The statement also does not take into account the possibility of intentional misuse or gaming to harass innocent editors. We have seen repeated malicious attempts (so-called false flags or "joe-jobs") to incriminate editors for paid editing, and this would make it trivial for harassers to out their targets under the guise of stopping a paid editor. Malicious outing is not a rare occurrence and numerous editors — including several current WMF staff — have been the victims of outing and the threat of it.

Role of the Foundation in developing community policy

Finally, we are concerned about a statement like this posted locally on the project with the perceived force of authority of Wikimedia Legal, even though it has been tagged as an essay and described as advisory, not as policy. We expect that some editors will interpret this as binding and lean on it as a justification to publish information on-wiki that previously was, and still is by policy, prohibited harassment. Any current policies that do not align with the views expressed in this statement will likely be challenged as contradicting Wikimedia Foundation's Legal team. This seems to be a substantial departure from the historic relationship between the Wikimedia Foundation's Legal team and the communities of the projects for which it is responsible, when it comes to matters that are not under Wikimedia Legal's direct purview. The paid editing and harassment policies are up to the local community to decide, and we hope that they will consider the statement carefully when making any changes. In the future, we feel a more discussion-based format such as an RfC would be a better way to provide input on local policies without the risk of statements being interpreted as binding.

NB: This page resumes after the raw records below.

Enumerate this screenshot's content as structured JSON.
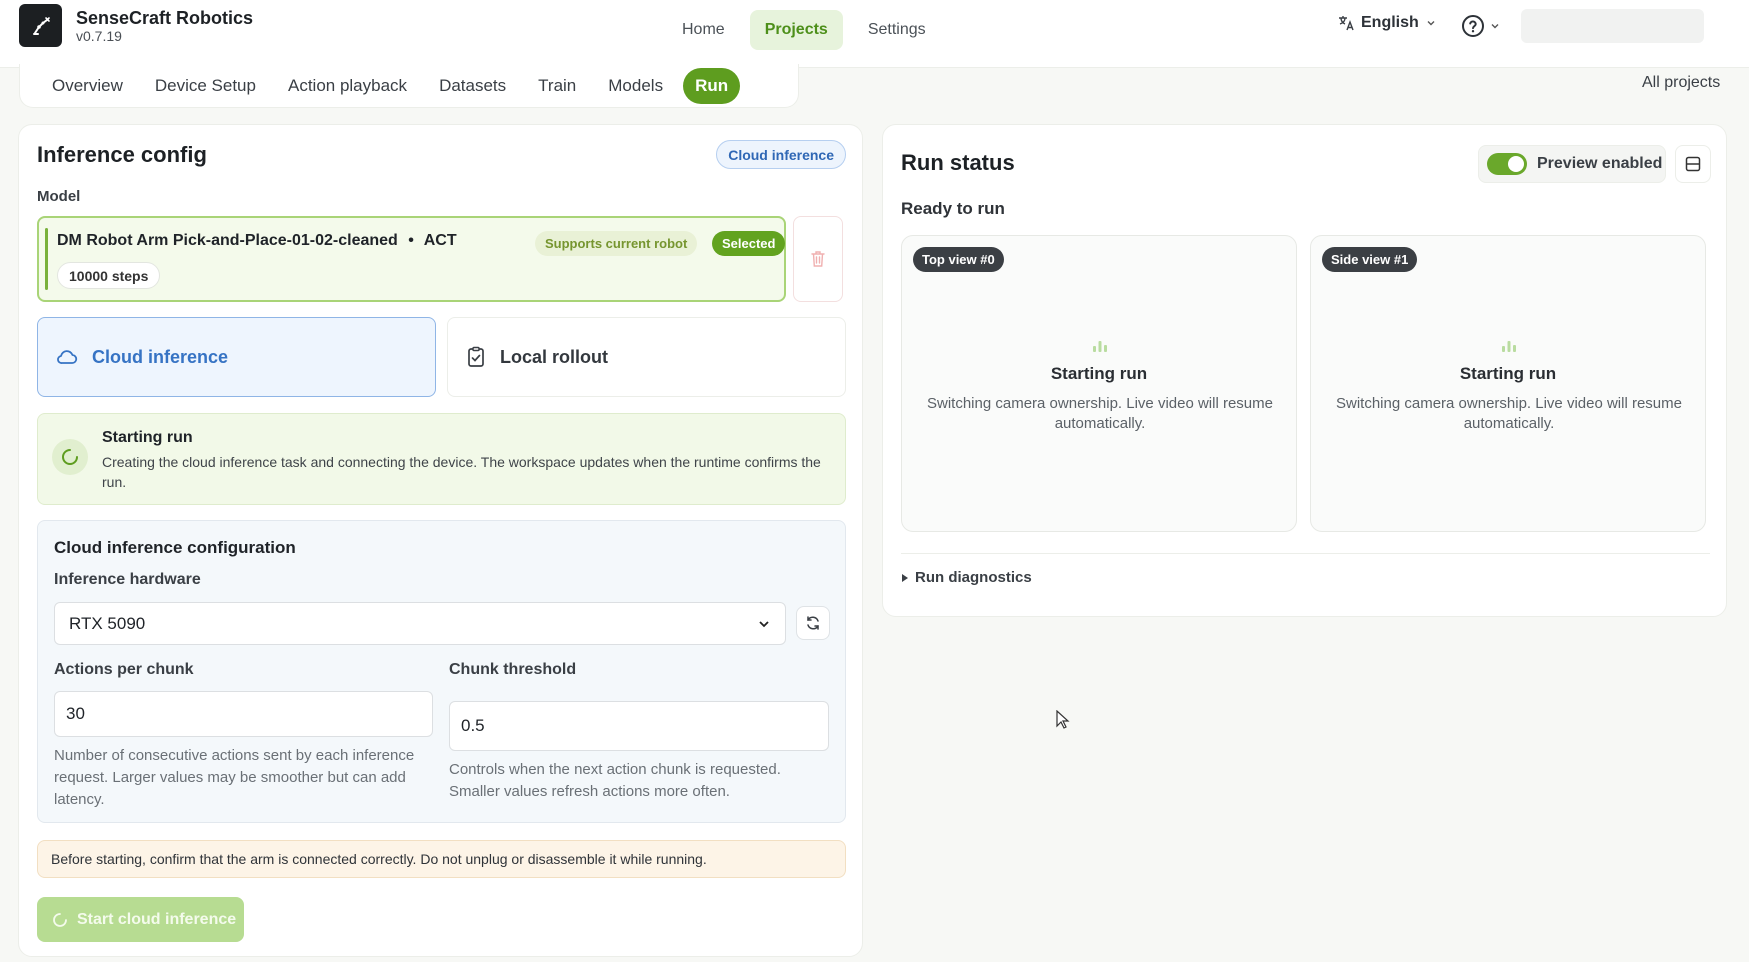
{
  "app": {
    "name": "SenseCraft Robotics",
    "version": "v0.7.19"
  },
  "topnav": {
    "items": [
      {
        "label": "Home"
      },
      {
        "label": "Projects"
      },
      {
        "label": "Settings"
      }
    ],
    "active": "Projects",
    "language": "English"
  },
  "subtabs": {
    "items": [
      {
        "label": "Overview"
      },
      {
        "label": "Device Setup"
      },
      {
        "label": "Action playback"
      },
      {
        "label": "Datasets"
      },
      {
        "label": "Train"
      },
      {
        "label": "Models"
      },
      {
        "label": "Run"
      }
    ],
    "active": "Run",
    "all_projects": "All projects"
  },
  "inference": {
    "title": "Inference config",
    "badge": "Cloud inference",
    "model_label": "Model",
    "model": {
      "name": "DM Robot Arm Pick-and-Place-01-02-cleaned",
      "separator": "•",
      "algo": "ACT",
      "steps": "10000 steps",
      "supports": "Supports current robot",
      "selected": "Selected"
    },
    "modes": {
      "cloud": "Cloud inference",
      "local": "Local rollout"
    },
    "status": {
      "title": "Starting run",
      "desc": "Creating the cloud inference task and connecting the device. The workspace updates when the runtime confirms the run."
    },
    "config": {
      "title": "Cloud inference configuration",
      "hardware_label": "Inference hardware",
      "hardware_value": "RTX 5090",
      "apc_label": "Actions per chunk",
      "apc_value": "30",
      "apc_help": "Number of consecutive actions sent by each inference request. Larger values may be smoother but can add latency.",
      "ct_label": "Chunk threshold",
      "ct_value": "0.5",
      "ct_help": "Controls when the next action chunk is requested. Smaller values refresh actions more often."
    },
    "warning": "Before starting, confirm that the arm is connected correctly. Do not unplug or disassemble it while running.",
    "start_button": "Start cloud inference"
  },
  "run_status": {
    "title": "Run status",
    "ready": "Ready to run",
    "preview": "Preview enabled",
    "preview_on": true,
    "cameras": [
      {
        "tag": "Top view #0",
        "title": "Starting run",
        "desc": "Switching camera ownership. Live video will resume automatically."
      },
      {
        "tag": "Side view #1",
        "title": "Starting run",
        "desc": "Switching camera ownership. Live video will resume automatically."
      }
    ],
    "diagnostics": "Run diagnostics"
  },
  "colors": {
    "accent_green": "#5e9d1f",
    "cloud_blue": "#3673c4",
    "warning_bg": "#fdf4e7"
  }
}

Moving forward

The Arbitration Committee appreciates that the Wikimedia Foundation Legal team sought our feedback on an early version of this document, and accepted a portion of that feedback. The committee hopes this feedback is equally welcome. Furthermore we extend an invitation to the Legal team, and to any other interested community member, to commence a request for comments on this matter if they believe any aspect of local policy needs modification, in accordance with the consensus-building method the English Wikipedia has used for many years to develop local policy.


Statements from individual arbitrators may follow.

Discuss this at: Wikipedia talk:Arbitration Committee/Noticeboard#Response to the Wikimedia Foundation statement on paid editing and outing